Ever since E.O. Wilson introduced the notion of biophilia in his 1984 book of the same name, there has been mounting evidence that humans are innately drawn to the natural world. It has been proven that views of nature enhance healing and that natural light promotes better learning.
Clearly, our connection with nature has a pervasive influence. And, design can be used to very effectively bridge the gap between the natural world and even the most urban environments. This phenomenon has been explored and documented in the workplace, in classrooms and in health facilities, where it shows a direct relationship to increased productivity, creativity and wellbeing. This has sparked great interest in how biophilic design might enhance the guest experience in hospitality.
Biophilia in hospitality
When asked about what impact the global trend towards biophilia is having on the hospitality industry, Lorraine Francis, director of hospitality interiors for Gensler, takes a long pause. “I feel passionate about that and I have an idea about the design science of things, but I think it’s been hard to articulate within the hospitality market.” She cites studies that have been done for the healthcare sector that examine how certain healing and wellness initiatives make financial sense by resulting in less PTO, for example.
But when it comes to hospitality, there is currently very little quantified evidence to support biophilia. Which is why Francis is embarking on a research project in collaboration with several industry peers to come up with the metrics to make that possible.
The goal of this project boils down to figuring out how to measure comfort, which translates into longer stays and increases repeat business. “You know when you walk into a space and you feel good, and when you walk into a space and you feel like it’s too tall or too wide or there’s some mechanical thing overhead that makes you feel creepy,” she explains. “It’s really hard to express that feeling, but that’s exactly what we need to interpret for the hospitality industry, because this kind of very fundamental reaction is what affects loyalty and, ultimately, dollars.”
Applying biophilic design to hospitality spaces
This means examining every part of the guest room experience, from the bed to the pillows to the alarm clock, and understanding how the neurological system is affected by a direct connection to nature, whether through a window view or a carpet design. Studies exist that look at the number of steps taken to complete certain tasks; track where people gravitate to in a room; and determine where they sleep better.
But Francis also sees the need to understand how this plays out in lobbies and indoor/outdoor public spaces. “How do you get around those long corridors? How do you let light in?” The answers to these questions are sure to illuminate a new, nature-inspired path in hospitality design—one that leads to a more efficient, more sustainable and much more comfortable world.

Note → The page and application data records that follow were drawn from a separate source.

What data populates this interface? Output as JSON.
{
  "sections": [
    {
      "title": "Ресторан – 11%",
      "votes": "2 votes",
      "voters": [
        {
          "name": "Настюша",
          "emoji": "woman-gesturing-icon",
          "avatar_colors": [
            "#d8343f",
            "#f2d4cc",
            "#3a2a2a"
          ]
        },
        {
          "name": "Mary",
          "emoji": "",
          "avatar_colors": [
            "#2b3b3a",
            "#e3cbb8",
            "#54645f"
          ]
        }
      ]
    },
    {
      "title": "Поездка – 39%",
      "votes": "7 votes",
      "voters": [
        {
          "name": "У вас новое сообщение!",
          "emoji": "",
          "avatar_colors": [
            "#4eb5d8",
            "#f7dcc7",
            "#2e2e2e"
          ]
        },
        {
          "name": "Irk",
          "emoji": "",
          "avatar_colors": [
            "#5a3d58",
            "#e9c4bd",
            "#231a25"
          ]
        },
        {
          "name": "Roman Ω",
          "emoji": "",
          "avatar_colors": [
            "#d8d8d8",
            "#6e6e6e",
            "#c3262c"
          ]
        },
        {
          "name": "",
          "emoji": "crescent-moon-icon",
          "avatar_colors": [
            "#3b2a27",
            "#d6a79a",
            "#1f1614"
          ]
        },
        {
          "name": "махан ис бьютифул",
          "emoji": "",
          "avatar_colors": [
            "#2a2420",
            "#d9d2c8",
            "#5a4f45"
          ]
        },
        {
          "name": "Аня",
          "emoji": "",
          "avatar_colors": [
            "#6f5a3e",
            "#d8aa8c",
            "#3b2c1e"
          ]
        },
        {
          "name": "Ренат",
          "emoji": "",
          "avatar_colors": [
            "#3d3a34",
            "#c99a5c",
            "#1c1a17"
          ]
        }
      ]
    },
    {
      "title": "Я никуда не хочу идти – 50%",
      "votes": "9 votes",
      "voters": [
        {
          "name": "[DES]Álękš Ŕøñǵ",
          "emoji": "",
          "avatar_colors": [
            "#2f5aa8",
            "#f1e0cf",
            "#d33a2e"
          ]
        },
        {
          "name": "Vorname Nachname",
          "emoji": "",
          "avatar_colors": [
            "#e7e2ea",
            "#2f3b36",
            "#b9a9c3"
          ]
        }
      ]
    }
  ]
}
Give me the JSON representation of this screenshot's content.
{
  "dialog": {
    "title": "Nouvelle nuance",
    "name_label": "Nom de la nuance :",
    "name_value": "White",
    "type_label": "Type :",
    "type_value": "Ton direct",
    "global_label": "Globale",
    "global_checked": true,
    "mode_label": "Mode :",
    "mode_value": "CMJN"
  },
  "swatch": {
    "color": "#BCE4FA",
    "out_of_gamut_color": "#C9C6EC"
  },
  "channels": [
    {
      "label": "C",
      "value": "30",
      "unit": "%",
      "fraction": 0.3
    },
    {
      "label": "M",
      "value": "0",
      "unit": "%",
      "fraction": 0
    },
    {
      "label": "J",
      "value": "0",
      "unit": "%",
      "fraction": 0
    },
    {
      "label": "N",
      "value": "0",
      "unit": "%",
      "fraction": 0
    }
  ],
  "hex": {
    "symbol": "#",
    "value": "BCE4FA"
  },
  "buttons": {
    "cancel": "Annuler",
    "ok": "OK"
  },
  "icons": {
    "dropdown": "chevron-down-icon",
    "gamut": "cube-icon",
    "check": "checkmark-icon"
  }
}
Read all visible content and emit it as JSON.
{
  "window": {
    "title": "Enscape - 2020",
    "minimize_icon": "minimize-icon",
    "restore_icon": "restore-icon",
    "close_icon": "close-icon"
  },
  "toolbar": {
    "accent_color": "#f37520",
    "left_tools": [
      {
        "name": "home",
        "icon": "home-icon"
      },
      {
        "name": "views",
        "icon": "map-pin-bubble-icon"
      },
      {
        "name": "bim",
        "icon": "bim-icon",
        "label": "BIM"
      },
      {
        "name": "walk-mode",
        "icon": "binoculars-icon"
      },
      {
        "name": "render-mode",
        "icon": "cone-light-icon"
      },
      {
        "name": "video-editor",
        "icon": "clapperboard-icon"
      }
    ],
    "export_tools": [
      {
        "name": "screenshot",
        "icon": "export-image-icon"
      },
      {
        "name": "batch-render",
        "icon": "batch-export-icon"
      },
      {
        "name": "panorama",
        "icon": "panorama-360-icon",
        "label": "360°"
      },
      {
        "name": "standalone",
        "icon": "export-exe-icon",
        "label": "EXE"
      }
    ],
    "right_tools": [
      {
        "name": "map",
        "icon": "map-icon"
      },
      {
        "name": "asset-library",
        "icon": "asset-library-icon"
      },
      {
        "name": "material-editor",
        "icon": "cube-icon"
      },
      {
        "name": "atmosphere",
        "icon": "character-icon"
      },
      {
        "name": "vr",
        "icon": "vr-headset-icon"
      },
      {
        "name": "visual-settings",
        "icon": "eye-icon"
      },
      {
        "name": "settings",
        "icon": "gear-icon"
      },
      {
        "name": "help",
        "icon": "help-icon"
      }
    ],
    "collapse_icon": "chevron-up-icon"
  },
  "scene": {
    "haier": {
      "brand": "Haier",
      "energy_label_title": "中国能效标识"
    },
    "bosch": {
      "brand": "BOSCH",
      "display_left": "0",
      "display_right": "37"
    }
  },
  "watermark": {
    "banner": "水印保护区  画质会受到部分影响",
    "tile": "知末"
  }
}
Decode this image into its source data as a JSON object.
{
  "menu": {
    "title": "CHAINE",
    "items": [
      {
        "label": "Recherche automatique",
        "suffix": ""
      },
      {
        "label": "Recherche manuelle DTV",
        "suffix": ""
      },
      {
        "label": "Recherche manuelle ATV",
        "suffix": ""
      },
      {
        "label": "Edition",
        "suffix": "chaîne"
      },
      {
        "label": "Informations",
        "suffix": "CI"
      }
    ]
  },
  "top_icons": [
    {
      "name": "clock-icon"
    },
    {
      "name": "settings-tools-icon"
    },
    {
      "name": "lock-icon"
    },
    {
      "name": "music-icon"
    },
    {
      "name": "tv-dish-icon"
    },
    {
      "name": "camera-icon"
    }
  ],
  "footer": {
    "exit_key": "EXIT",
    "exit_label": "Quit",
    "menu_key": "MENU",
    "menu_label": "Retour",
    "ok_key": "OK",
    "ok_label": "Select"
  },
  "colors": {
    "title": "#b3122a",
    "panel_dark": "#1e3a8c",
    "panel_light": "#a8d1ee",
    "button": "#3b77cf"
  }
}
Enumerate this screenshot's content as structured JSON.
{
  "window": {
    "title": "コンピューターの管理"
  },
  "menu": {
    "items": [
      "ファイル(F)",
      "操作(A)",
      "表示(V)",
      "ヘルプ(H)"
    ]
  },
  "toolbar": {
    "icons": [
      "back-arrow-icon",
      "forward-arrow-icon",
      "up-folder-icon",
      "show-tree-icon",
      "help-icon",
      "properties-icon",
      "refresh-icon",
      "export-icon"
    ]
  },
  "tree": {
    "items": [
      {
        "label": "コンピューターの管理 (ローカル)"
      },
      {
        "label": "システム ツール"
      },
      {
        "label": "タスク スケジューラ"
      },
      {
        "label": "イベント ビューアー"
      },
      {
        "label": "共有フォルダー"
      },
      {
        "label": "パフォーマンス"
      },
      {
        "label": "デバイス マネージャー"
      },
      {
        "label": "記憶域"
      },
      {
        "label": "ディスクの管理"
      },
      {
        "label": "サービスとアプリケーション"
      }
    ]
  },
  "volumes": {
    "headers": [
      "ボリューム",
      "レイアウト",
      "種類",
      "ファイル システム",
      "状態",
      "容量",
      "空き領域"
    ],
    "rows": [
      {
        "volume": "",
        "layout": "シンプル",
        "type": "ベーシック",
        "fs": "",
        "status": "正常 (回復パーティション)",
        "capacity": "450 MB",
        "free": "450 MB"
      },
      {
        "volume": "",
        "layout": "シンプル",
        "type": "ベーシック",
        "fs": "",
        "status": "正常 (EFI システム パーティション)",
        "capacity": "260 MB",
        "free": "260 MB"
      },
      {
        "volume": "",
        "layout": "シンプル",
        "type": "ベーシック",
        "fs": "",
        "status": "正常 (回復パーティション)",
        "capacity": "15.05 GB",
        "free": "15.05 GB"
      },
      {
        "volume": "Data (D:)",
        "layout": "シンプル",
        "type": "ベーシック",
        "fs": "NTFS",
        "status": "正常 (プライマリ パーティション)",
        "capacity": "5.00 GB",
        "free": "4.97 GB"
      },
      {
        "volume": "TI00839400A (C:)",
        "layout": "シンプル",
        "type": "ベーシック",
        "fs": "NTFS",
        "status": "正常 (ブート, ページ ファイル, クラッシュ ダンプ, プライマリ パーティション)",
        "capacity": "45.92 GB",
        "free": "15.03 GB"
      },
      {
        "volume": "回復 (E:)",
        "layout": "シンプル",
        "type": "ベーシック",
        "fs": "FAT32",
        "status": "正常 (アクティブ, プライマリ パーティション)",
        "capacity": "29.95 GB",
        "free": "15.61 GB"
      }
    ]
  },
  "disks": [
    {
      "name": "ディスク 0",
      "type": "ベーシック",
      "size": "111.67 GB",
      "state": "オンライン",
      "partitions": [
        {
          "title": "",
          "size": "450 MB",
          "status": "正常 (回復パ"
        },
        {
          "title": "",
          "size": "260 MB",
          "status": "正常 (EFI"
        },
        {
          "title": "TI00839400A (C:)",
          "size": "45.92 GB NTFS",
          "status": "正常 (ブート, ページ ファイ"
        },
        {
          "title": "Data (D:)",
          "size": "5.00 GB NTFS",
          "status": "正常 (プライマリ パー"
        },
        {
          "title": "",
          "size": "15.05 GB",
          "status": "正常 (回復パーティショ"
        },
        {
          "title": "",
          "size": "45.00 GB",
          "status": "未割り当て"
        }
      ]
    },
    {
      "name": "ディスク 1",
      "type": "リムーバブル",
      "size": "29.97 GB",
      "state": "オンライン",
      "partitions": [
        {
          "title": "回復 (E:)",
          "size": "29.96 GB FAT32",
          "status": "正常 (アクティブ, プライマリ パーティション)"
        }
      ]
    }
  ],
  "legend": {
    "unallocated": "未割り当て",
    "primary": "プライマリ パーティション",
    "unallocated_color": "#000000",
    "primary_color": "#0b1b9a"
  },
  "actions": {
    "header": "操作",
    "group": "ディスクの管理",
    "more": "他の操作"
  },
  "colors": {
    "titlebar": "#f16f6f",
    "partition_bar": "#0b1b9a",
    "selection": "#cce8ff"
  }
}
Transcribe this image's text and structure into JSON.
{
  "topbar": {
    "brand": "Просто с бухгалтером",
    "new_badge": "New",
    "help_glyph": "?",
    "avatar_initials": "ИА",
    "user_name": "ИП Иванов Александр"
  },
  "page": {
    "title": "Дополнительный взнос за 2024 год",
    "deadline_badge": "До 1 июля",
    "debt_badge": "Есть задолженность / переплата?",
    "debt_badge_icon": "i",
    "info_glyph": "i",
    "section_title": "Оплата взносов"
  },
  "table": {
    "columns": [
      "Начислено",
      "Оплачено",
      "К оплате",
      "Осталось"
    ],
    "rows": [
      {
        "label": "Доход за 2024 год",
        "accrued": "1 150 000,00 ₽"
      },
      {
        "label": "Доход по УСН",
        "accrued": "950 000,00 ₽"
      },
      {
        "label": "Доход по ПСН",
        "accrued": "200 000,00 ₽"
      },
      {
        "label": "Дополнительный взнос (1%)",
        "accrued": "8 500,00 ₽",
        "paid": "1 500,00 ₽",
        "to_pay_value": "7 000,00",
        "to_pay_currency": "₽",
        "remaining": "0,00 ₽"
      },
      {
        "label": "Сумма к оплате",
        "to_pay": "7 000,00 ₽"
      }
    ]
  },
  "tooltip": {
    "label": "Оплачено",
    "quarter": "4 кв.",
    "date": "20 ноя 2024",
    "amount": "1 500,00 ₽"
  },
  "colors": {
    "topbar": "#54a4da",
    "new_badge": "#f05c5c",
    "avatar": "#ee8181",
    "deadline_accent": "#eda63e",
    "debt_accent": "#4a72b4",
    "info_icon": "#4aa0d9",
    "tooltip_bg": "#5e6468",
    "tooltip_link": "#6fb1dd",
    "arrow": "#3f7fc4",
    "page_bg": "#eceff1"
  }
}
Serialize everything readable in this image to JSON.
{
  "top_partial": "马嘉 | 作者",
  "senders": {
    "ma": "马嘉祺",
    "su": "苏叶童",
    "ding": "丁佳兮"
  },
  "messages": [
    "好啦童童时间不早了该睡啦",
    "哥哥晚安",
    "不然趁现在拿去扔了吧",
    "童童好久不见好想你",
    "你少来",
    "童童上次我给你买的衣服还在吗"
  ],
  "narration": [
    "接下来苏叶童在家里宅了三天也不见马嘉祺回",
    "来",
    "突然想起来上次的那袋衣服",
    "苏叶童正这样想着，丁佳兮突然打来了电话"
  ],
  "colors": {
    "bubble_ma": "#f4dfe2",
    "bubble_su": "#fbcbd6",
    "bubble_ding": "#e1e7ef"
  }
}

One key touchpoint for Francis is Bill Browning’s 14 Patterns of Biophilic Design, published in 2014 by Terrapin Bright Green, which thoughtfully expounds upon “the relationships between nature, human biology and the design of the built environment.” To facilitate the transition from research to application, it posits a system of patterns that encourages the widespread design implementation of biophilia. “The way that Bill looked at biophilic design for office spaces is a model for our approach to hospitality,” says Francis, “and we need to make biophilia a bigger part of the conversation in this industry.”